  • White House chief of staff John Kelly says he is not quitting or getting fired "unless things change."
  • Kelly said it is not his job to control President Donald Trump's often inflammatory tweets.
  • Kelly, a former Marine general, calls the job the hardest he's ever had.

White House chief of staff John Kelly says the job is the hardest he's ever had — but he has no plans to leave, yet.

"I am not so frustrated in this job that I'm thinking of leaving," he told reporters on Thursday during a rare appearance at the White House press briefing.

"Unless things change, I'm not quitting. I'm not getting fired," he added.

On Monday, Vanity Fair reported that tensions had risen between President Donald Trump and his chief of staff. Some in the White House have speculated about how long the former Marine general will last in the administration, the report said.

White House Chief of Staff John Kelly speaks during the daily briefing in the Brady Briefing Room of the White House on October 12, 2017 in Washington, DC.
Mandel Ngan | AFP | Getty Images
White House Chief of Staff John Kelly speaks during the daily briefing in the Brady Briefing Room of the White House on October 12, 2017 in Washington, DC.

Kelly was seen as bringing discipline to Trump's White House when he took the post this summer, after a stint as Homeland Security secretary. He cracked down on the types of information that Trump read. He more carefully controlled how the president meets people in the West Wing.

Still, he has not completely contained Trump's freewheeling and chaotic style.

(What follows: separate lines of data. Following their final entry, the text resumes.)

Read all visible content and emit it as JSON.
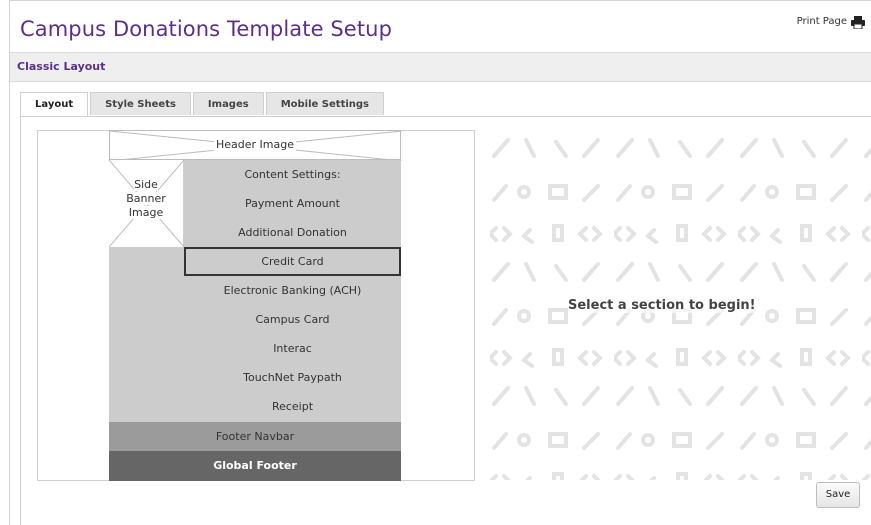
{
  "page": {
    "title": "Campus Donations Template Setup",
    "print_label": "Print Page"
  },
  "section": {
    "title": "Classic Layout"
  },
  "tabs": [
    {
      "label": "Layout",
      "active": true
    },
    {
      "label": "Style Sheets",
      "active": false
    },
    {
      "label": "Images",
      "active": false
    },
    {
      "label": "Mobile Settings",
      "active": false
    }
  ],
  "layout": {
    "header_image": "Header Image",
    "side_banner_line1": "Side",
    "side_banner_line2": "Banner",
    "side_banner_line3": "Image",
    "content_items": [
      "Content Settings:",
      "Payment Amount",
      "Additional Donation",
      "Credit Card",
      "Electronic Banking (ACH)",
      "Campus Card",
      "Interac",
      "TouchNet Paypath",
      "Receipt"
    ],
    "selected_item": "Credit Card",
    "footer_navbar": "Footer Navbar",
    "global_footer": "Global Footer"
  },
  "preview": {
    "message": "Select a section to begin!"
  },
  "buttons": {
    "save": "Save"
  },
  "colors": {
    "title": "#5b2f8a",
    "content_grey": "#cccccc",
    "footer_navbar": "#9b9b9b",
    "global_footer": "#666666"
  },
  "icons": {
    "print": "printer-icon"
  }
}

Kelly appeared visibly uncomfortable during two of Trump's public appearances. He stood with arms crossed, staring at the floor, in August while the president said "very fine people" marched at a white supremacist rally in Charlottesville, Virginia.

The chief of staff also hid his face behind a hand as Trump made defiant threats toward North Korea and "rocket man" Kim Jong Un at the United Nations last month.

Kelly said he is "not frustrated" in the job. But he called it "really, really hard work."

Asked if the president's often inflammatory tweets make his job more difficult, Kelly flatly responded, "No." He added that he is not tasked with controlling the president's social media feed.

"I was not brought to this job to control anything but the flow of information to our president," he said.